This week, President Obama announced that the US will begin taking into account the experiences and treatment of gays and lesbians in foreign countries when making decisions regarding aid for those nations. It's a move not unlike David Cameron's in October, when he said threatened countries that criminalize homosexuality with losing foreign aid. Secretary of State Hillary Clinton gave a speech accompanying the announcement, in which she noted (among other things) that "gay rights are human rights."
While queer people in the US aren't guaranteed any real kind of personal safety, and are in fact under threat from both physical and emotional violence fairly regularly, it's become increasingly clear over the past few years that the struggle for equal treatment and full equality for queers in other countries is often much more urgent -- a matter of life or death. The international community was in an uproar earlier this year over Uganda's "Kill the Gays" bill, and South Africa's pandemic of "corrective rape" against the lesbian community wasn't even worth classifying as a hate crime. If a newly introduced bill passes in Nigeria, citizens could be jailed for same-sex cohabitation or even "organizing, operating or supporting gay clubs." In many of these countries, activists don't have the freedom to organize against these threats or fight for their rights. In Russia, almost any public display or action having to do with homosexuality could be criminalized by a new law; a rally or protest for human rights for queers would be even more out of the question than it is now.
While physical safety is still a major concern for many queer and especially trans people in the US, it's telling that much of the public conversation around gay rights centers around marriage equality. With political rhetoric especially, it sometimes feels like not just the biggest issue, but the only issue for the gay community. With the recent epidemic of suicides of young gay people and subsequent discussion on bullying, the conversation has started to change, but the trickle of It Gets Better videos from politicians and local government officials aren't the same as a firm and committed plan for protecting anyone's personal health or wellbeing.
That's why the Obama administration's announcement earlier this week was historic -- because not only did it establish a firm stance on human rights abuses, which is always an admirable thing for a group in authority to do, but it recognizes the ways in which being queer truly is a defining and terrifying fact of life for our global community. Although it hasn't gotten much time in the spotlight, the Obama administration has quietly gone about addressing some of the more pressing day-to-day issues that face the more marginalized members of our community -- like funding pilot programs to help homeless queer youth, or working towards ensuring that gay and lesbian parents have hospital visitation rights and medical decisionmaking powers for their children. And while DOMA is still hanging on, this statement from the White House is also part of a new kind of rhetoric around gays. It's not about just tolerating us, or granting us symbolic freedoms, even very meaningful and important ones like marriage -- it's about keeping us alive. And in a move that's surprisingly rare for any American administration, it's recognizing that the experiences of people on a global scale are often much more extreme than those of people at home, and the US is in a position to possibly alleviate some of that.

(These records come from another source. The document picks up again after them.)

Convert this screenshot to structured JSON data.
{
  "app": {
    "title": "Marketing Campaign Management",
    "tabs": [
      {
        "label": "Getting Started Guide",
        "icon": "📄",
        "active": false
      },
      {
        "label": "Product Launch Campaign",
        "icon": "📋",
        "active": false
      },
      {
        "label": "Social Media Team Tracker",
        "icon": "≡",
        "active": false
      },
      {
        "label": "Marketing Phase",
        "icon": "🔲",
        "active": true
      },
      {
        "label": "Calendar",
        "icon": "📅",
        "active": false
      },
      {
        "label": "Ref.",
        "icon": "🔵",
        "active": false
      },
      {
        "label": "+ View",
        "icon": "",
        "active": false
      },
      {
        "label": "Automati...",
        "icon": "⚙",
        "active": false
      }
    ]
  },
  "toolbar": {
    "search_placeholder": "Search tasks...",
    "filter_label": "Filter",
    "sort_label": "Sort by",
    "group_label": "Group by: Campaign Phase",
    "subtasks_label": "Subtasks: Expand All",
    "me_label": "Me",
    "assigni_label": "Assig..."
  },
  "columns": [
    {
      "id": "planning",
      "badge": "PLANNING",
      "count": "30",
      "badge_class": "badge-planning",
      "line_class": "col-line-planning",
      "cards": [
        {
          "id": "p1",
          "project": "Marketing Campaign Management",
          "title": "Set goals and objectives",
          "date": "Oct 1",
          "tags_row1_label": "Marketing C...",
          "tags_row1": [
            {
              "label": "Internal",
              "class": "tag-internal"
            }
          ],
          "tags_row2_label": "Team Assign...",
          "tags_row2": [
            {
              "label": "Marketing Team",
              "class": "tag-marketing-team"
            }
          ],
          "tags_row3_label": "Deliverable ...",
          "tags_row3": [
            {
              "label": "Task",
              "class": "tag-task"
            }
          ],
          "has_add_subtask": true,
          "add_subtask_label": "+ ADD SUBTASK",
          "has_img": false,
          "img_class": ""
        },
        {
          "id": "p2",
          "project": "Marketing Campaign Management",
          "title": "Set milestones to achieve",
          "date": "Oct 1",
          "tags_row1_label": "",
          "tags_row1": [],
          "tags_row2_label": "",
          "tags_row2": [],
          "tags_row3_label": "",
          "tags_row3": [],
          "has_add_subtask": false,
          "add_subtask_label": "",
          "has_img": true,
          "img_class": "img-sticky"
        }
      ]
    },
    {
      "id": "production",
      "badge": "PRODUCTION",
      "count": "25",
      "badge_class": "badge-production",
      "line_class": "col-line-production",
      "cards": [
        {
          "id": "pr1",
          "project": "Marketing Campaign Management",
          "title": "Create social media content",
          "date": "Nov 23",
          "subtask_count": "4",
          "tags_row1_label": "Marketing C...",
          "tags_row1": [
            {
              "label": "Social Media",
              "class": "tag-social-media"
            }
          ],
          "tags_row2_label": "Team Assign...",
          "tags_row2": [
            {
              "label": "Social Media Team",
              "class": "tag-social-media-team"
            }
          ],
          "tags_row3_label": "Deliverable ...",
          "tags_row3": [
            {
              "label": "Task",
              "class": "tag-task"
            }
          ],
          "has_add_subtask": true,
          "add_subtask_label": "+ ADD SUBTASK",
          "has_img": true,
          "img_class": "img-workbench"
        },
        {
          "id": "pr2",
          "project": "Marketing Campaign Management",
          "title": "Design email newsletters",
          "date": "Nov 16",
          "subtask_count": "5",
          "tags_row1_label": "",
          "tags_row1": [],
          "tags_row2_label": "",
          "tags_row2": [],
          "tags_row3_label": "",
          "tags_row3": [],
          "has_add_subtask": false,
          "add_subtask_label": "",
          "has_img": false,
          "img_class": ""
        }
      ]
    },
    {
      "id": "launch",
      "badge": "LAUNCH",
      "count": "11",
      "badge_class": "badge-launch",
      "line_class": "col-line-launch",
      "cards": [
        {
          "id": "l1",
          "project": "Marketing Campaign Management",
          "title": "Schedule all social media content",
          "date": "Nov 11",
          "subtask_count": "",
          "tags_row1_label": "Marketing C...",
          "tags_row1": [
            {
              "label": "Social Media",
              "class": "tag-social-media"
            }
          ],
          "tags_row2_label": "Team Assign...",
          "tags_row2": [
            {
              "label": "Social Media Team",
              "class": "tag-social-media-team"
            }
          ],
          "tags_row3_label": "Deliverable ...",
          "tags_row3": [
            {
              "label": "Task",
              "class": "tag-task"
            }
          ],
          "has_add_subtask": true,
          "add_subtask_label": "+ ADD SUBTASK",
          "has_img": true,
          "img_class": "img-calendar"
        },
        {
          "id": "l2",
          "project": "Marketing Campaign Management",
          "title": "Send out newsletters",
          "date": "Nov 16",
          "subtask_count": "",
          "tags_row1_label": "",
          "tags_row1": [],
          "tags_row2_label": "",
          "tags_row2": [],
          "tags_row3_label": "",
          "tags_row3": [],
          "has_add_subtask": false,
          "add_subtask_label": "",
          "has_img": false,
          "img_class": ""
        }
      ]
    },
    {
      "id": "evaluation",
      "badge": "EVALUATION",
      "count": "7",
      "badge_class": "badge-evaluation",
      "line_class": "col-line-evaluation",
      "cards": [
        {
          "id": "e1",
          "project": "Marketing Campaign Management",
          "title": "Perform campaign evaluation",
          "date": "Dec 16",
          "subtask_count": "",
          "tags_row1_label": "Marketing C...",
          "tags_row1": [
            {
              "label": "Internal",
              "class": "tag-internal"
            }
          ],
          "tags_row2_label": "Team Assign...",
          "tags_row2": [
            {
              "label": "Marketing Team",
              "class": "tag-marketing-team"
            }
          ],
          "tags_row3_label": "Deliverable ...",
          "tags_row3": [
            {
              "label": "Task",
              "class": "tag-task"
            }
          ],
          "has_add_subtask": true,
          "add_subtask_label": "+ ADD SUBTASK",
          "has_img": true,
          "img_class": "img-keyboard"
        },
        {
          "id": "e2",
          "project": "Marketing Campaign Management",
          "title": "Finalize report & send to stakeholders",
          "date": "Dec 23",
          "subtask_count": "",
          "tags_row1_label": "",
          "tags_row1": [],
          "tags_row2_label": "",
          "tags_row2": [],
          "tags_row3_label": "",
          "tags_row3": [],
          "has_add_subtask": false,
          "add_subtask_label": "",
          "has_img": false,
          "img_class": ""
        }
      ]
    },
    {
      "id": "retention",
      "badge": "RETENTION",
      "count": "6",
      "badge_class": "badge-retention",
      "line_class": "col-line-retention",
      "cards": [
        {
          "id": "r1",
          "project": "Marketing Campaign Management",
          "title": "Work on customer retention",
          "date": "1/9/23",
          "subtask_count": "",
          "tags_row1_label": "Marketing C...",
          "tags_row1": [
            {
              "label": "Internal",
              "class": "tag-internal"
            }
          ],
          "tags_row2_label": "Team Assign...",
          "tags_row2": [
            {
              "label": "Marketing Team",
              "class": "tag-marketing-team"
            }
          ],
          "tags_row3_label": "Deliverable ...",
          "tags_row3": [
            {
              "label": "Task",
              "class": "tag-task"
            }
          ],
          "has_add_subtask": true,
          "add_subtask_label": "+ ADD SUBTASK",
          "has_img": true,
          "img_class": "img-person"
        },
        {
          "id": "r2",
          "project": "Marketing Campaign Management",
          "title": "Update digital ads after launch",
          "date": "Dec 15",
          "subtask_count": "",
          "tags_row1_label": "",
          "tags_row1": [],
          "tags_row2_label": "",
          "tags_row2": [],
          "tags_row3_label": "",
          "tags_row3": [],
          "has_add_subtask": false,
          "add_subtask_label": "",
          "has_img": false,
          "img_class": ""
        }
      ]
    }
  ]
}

There is, of course, a fine line between using the West's power and influence to protect marginalized communities, and using our power and influence to strongarm developing nations into obeying Western cultural standards -- a claim that countries like Jamaica often make when experiencing pressure to treat their gay community differently. But while it's worth questioning our relationships with developing nations with an eye to imperialism in general, there's no question that what some citizens of Nigeria or Uganda have suffered are indeed human rights abuses. And Secretary of State Clinton is right -- our rights are human rights. And while marriage is important, the question of our human rights and our actual human lives is a more important one, and a much harder one to answer. Whatever else one can say about the Obama administration, it's hard not to be glad that someone is finally at least trying.